The night started off with local artist Burnell Washburn and DJ Vagif’s electric performance, consisting of a conscious hip-hop set. Burnell, a well-known local rapper, has performed opening acts for artists like Macklemore, Snoop Dogg, Logic, The Underachievers, Atmosphere, Mac Miller and Mos Def. His good friend, DJ Vagif, is a newcomer to the SLC scene, having recently returned after living in New York City. Anderson .Paak and The Free Nationals hit stage next, and they did not hold anything back at the opportunity to get the crowd fired up. Playing their top hits, “Glowed Up” and “The Waters,” the act was one of the most energetic performances I’ve had the pleasure of photographing. By the end of his set in 100-degree weather, Anderson .Paak was dripping with sweat.

After Anderson .Paak and The Free Nationals, the sun began to set, and the Salt Lake City crowd was amped for the headliner.
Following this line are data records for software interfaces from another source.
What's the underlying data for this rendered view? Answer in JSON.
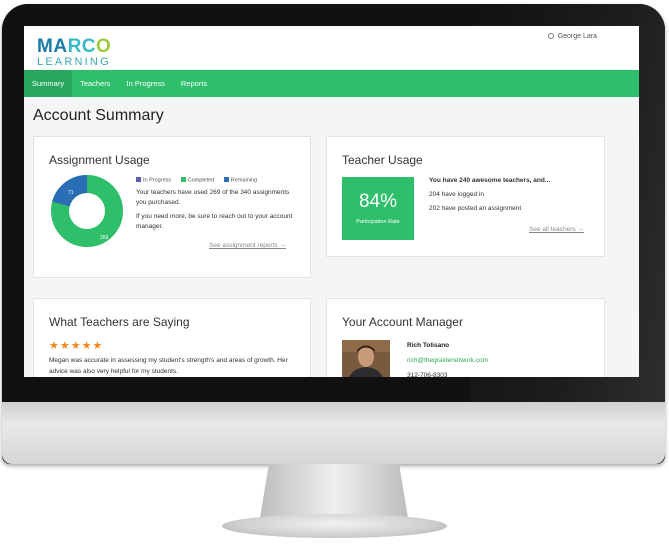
{
  "app": {
    "logo_line1": "MARCO",
    "logo_line2": "LEARNING",
    "user_name": "George Lara"
  },
  "nav": {
    "items": [
      {
        "label": "Summary",
        "active": true
      },
      {
        "label": "Teachers",
        "active": false
      },
      {
        "label": "In Progress",
        "active": false
      },
      {
        "label": "Reports",
        "active": false
      }
    ]
  },
  "page": {
    "title": "Account Summary"
  },
  "assignment_usage": {
    "title": "Assignment Usage",
    "legend": [
      {
        "label": "In Progress",
        "color": "#5b5ea8"
      },
      {
        "label": "Completed",
        "color": "#2fbe6a"
      },
      {
        "label": "Remaining",
        "color": "#2a6fb5"
      }
    ],
    "donut": {
      "in_progress": 0,
      "completed": 269,
      "remaining": 71,
      "completed_label": "269",
      "remaining_label": "71"
    },
    "text1": "Your teachers have used 269 of the 340 assignments you purchased.",
    "text2": "If you need more, be sure to reach out to your account manager.",
    "link": "See assignment reports →"
  },
  "teacher_usage": {
    "title": "Teacher Usage",
    "rate_value": "84%",
    "rate_label": "Participation Rate",
    "headline": "You have 240 awesome teachers, and...",
    "logged_in": "204 have logged in",
    "posted": "202 have posted an assignment",
    "link": "See all teachers →"
  },
  "testimonials": {
    "title": "What Teachers are Saying",
    "rating": 5,
    "stars": "★★★★★",
    "quote": "Megan was accurate in assessing my student's strength's and areas of growth. Her advice was also very helpful for my students."
  },
  "account_manager": {
    "title": "Your Account Manager",
    "name": "Rich Tolisano",
    "email": "rich@thegraidenetwork.com",
    "phone": "312-706-8303"
  },
  "colors": {
    "brand_green": "#2fbe6a",
    "brand_blue": "#2a6fb5",
    "star_orange": "#f1881e"
  }
}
Big Grams walked on the stage and greeted the fans with a song off their latest EP, “Run for Your Life.” The energy was palpable throughout their set, especially when a mashup of Outkast’s “Ms. Jackson” and Phantogram’s “Mouthful of Diamonds” was timely dropped. The crowd absolutely lost their minds! Continuing through the final song, “Drum Machine,” the vibes in the park remained charged, intoxicated by the brilliance of Big Gram’s music.